“For the world is as glorious as ever, and exalting, but for credibility’s sake let’s start with the bad news.”
And Pilgrim at Tinker Creek declares that,
“. . . beauty and grace are performed whether or not we will or sense them. The least we can do is try to be there.”
surrounded by photographs of the generations of my family,
my old cat Isaac sleeping nearby,
and I will wash my mind as clean as I can and look at the long road behind and at what I pray will be a long road ahead. I will think about the many wonders of the year that is almost behind me. The list is long.
I will say what Anne Lamott believes are the only three prayers we need:
“Help me. Thank you. Wow.”
For nearly three years, I have started my day with a long conversation with my cousin, Jane, who lives in Texas. Our hour on the telephone usually includes reading aloud from the Scriptures or from a book we’ve chosen, news of our large family of cousins, frequently an extended discussion of some idea from what we’ve just read–which can lead to almost anything. Recently I have developed the habit of talking very early, usually before my call to Jane, with a friend here with whom I read the St. Francis Prayer. It is a lovely way to begin my day. And, once again, Annie Dillard,
“How we spend our days, of course, is how we spend our lives.”
Which brings me to the subject of this blog, “Ahh-Yoo-Yahh.”
On March 27 of this year I published a blog called “Hallelujah: An Easter Meditation,” in which I told the story of having watched K.D. Lang singing Leonard Cohen’s haunting song, “Hallelujah,” with my grandson since he was just a few months old. We watched it, first on my laptop, later on the television, every time he came over, usually once or twice a week.
He is now nearly two and when he walks in the door of my co-op, he smiles up at me and says,
The song’s refrain is,
“It’s a cold and it’s a broken hallelujah.”
It is always cold and it is always broken, but by God, there is always a hallelujah!
Leonard Cohen, one of the many deaths in this death-riddled year, also famously wrote,

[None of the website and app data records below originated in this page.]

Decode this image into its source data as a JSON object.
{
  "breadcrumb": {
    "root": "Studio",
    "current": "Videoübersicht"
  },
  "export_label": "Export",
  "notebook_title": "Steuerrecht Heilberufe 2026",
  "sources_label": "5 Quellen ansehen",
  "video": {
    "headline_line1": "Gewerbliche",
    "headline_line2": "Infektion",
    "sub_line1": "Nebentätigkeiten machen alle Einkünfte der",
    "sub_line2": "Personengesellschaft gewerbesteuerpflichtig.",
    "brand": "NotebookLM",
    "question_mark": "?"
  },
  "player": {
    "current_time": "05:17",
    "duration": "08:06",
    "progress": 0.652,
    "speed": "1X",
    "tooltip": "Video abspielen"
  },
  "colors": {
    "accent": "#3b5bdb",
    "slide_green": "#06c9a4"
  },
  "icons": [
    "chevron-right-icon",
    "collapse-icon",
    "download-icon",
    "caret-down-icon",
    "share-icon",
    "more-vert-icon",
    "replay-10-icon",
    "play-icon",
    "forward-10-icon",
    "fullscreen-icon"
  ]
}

“There is a crack in everything, that’s how the light gets in.”
I don’t make New Year’s resolutions, mostly because of a long history of making them and not keeping them. But I have a New Year’s prayer. I pray that my wound may be deep enough and wide enough to let in an abundance of light, enough light that I can share it and maybe, just maybe, brighten some small corner of someone’s darkness.
HAPPY NEW YEAR
With apologies to Katie Andraski for not only not publishing on Monday instead of Sunday but for publishing a day earlier than early! Katie, just ignore it until Tuesday!